Nine men who were charged could face up to 15 years in jail.
Jakarta Police have arrested over 50 men at an apartment in Kuningan, South Jakarta, after raiding an alleged ‘gay party’. The event itself was billed as a “gathering of men to promote independence” and people had to pay a fee of between $10 to $20 to attend.
Police apprehended around 56 people at the party, identifying nine of them as party organisers. These organisers all had different roles ranging from picking up guests to handling security.
The nine organisers have been charged under Indonesia’s anti-pornography law, meaning that they could face up to 15 years in jail. All of the others who were at the party were released without charge.
The police claimed that those arrested had been responsible for six different events around Jakarta, and that they confiscated condoms, scrubbing cream and sexual performance enhancers from the party.
Yusri Yunus, the spokesperson for the Jakarta Metro Police said: “Health protocols remain a priority. We did a rapid test and all of them were tested negative. Among the nine organisers, there’s one who has been infected with HIV but I can’t mention his name here. We will get back to the medical team to check everything”
He continued: “Their average ages are above 20 years old, several of them are above 40 years old. They didn’t look for profit but the pleasure from their community. [What we know about the participants so far] is that all are from Jakarta and some of them are even married [to women].”
In a press release, Amnesty International’s Indonesia Executive Director, Usman Hamid, condemned the arrests, saying: “There is no legal justification for criminalising the behaviour these men are accused of.
“Such a gathering would pose no threat to anyone. The authorities are being discriminatory and violating the human rights to privacy and family life, freedom of expression, and the freedom of assembly and association.

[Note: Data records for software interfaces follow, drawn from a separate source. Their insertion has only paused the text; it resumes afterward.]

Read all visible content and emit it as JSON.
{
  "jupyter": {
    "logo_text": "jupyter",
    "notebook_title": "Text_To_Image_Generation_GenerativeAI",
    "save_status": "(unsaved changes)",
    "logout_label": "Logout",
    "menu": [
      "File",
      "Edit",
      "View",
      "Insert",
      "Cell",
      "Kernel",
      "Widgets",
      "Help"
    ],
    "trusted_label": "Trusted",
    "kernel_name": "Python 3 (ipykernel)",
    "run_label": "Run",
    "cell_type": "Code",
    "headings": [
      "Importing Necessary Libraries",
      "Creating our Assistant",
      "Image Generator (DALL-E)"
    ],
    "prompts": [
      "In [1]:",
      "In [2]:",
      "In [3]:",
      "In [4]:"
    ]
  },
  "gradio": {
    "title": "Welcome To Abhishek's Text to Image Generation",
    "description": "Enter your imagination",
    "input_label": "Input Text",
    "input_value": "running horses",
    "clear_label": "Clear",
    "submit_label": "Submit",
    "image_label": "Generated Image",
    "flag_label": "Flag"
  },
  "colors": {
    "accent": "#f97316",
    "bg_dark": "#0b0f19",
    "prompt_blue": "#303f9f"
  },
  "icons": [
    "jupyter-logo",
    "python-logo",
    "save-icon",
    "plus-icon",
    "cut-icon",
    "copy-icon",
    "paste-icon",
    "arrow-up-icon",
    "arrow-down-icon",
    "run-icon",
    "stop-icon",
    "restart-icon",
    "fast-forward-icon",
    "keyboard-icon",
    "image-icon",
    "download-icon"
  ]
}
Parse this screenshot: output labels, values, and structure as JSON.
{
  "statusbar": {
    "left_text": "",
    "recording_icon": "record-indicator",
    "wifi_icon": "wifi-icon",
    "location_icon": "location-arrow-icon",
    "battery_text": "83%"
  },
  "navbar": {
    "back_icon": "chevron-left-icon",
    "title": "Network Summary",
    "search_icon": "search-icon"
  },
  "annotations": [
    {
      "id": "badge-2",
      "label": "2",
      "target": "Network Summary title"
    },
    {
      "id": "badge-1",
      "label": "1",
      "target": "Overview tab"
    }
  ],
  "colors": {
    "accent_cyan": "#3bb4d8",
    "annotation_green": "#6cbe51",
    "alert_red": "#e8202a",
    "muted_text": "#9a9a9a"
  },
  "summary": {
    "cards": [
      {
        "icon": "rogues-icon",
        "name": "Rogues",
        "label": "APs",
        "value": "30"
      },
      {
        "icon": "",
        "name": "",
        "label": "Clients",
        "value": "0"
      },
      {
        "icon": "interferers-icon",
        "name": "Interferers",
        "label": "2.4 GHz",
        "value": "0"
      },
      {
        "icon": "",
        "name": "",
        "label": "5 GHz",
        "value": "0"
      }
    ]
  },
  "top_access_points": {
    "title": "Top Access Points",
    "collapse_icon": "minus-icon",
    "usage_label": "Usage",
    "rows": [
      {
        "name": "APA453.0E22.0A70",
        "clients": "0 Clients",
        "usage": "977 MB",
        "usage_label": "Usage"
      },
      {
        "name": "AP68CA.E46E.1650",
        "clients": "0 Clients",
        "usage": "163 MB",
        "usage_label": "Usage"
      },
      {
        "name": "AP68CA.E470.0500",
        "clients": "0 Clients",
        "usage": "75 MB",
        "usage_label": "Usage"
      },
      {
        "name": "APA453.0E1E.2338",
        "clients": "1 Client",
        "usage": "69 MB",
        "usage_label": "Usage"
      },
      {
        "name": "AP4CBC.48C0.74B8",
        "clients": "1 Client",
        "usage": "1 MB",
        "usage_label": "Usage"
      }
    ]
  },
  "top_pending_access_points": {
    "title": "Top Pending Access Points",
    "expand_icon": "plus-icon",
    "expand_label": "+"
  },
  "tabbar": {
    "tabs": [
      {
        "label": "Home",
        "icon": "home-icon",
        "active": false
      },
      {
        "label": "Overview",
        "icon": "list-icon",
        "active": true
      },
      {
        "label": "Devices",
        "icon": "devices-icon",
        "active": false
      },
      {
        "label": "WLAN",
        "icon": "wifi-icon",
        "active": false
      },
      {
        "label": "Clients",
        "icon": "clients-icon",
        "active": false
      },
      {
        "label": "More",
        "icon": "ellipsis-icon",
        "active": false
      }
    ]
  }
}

“Raids like these send a terrifying message to LGBTI people. We call on the authorities to release all people arrested in the party and drop all charges against them.

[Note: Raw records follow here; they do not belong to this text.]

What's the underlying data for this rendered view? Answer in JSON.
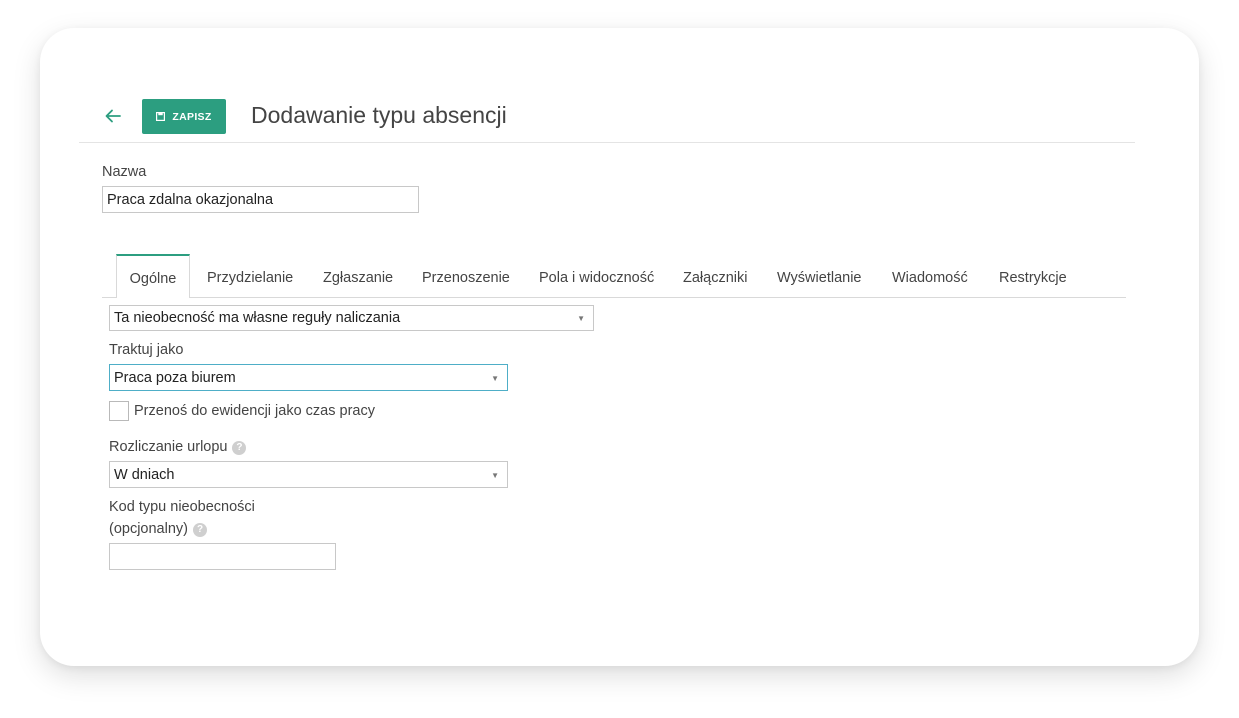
{
  "header": {
    "save_label": "ZAPISZ",
    "title": "Dodawanie typu absencji"
  },
  "name_field": {
    "label": "Nazwa",
    "value": "Praca zdalna okazjonalna"
  },
  "tabs": [
    {
      "label": "Ogólne",
      "active": true
    },
    {
      "label": "Przydzielanie"
    },
    {
      "label": "Zgłaszanie"
    },
    {
      "label": "Przenoszenie"
    },
    {
      "label": "Pola i widoczność"
    },
    {
      "label": "Załączniki"
    },
    {
      "label": "Wyświetlanie"
    },
    {
      "label": "Wiadomość"
    },
    {
      "label": "Restrykcje"
    }
  ],
  "general": {
    "rules_select": "Ta nieobecność ma własne reguły naliczania",
    "treat_as": {
      "label": "Traktuj jako",
      "value": "Praca poza biurem"
    },
    "transfer_checkbox": {
      "label": "Przenoś do ewidencji jako czas pracy",
      "checked": false
    },
    "leave_settlement": {
      "label": "Rozliczanie urlopu",
      "value": "W dniach",
      "help_icon": "?"
    },
    "absence_code": {
      "label_line1": "Kod typu nieobecności",
      "label_line2": "(opcjonalny)",
      "value": "",
      "help_icon": "?"
    }
  },
  "colors": {
    "accent": "#2c9e80",
    "focus_border": "#4eaec7"
  }
}
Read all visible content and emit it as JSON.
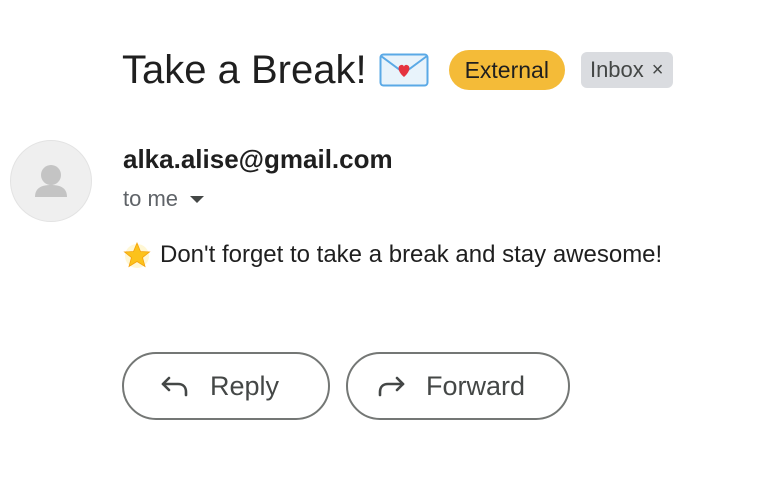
{
  "email": {
    "subject": "Take a Break!",
    "subject_icon": "love-letter-envelope-icon",
    "labels": {
      "external": "External",
      "inbox": "Inbox",
      "remove_symbol": "×"
    },
    "sender": "alka.alise@gmail.com",
    "recipient": "to me",
    "body_icon": "glowing-star-icon",
    "body_text": "Don't forget to take a break and stay awesome!"
  },
  "actions": {
    "reply_label": "Reply",
    "forward_label": "Forward"
  },
  "colors": {
    "external_badge": "#f4bb38",
    "inbox_badge": "#dadce0",
    "button_border": "#747775",
    "text_primary": "#1f1f1f",
    "text_secondary": "#5f6368"
  }
}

“They must also stop these arbitrary and humiliating raids and stop misusing laws against loitering or public nuisance to harass and arrest people accused of same-sex activity.

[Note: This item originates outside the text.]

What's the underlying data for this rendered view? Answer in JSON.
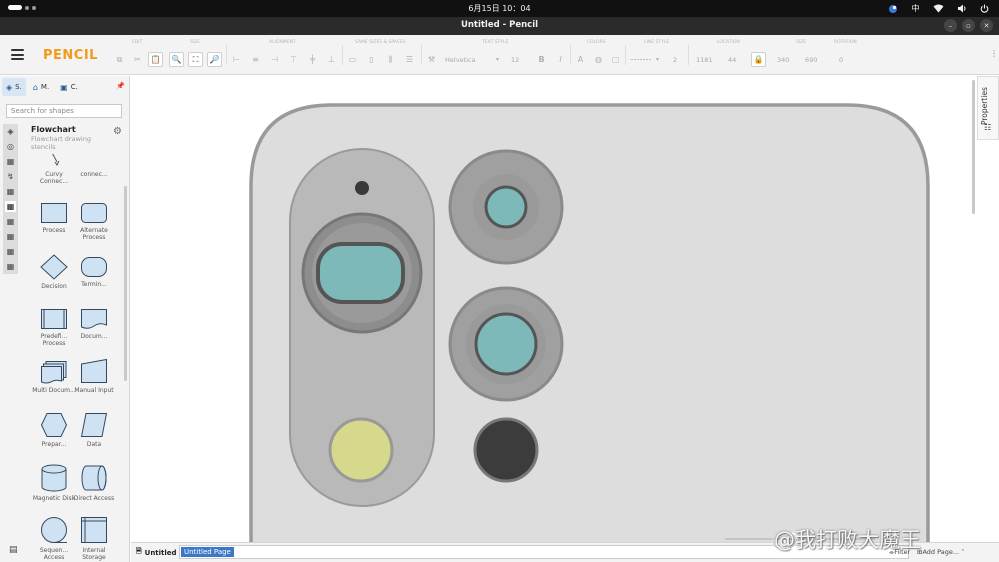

“No one should be targeted and arrested because of their actual or perceived sexual orientation and gender identity. The police should be keeping everyone safe, not stoking more discrimination.”
Homosexuality is legal in Indonesia, except for the Aceh region, however discrimination against the LGBTQ+ community is common.
Earlier this year, villas in Bali were raided by police for allegedly “catering” to the LGBTQ+ community. I Made Badra, the head of Badung’s cultural agency, a regency in Bali, said the existence of such villas would “taint” the tourism image that the island has.
Last year, the country was nearly successful in banning homosexuality, as it planned to criminalise sex outside of marriage, and same-sex marriage isn’t legal. However, voting on the bill was postponed following pressure from human rights groups and Australia.
Riska Carolina, the head of the legal division for LGBTQ group Arus Pelangi, said the group would fight to remove parts of the law that have “the potential for gross human rights violation, especially against the LGBT community.”
She added: “Regardless of the morality of the majority, the minority has the right to live as citizens in this country and we just want to live quietly.”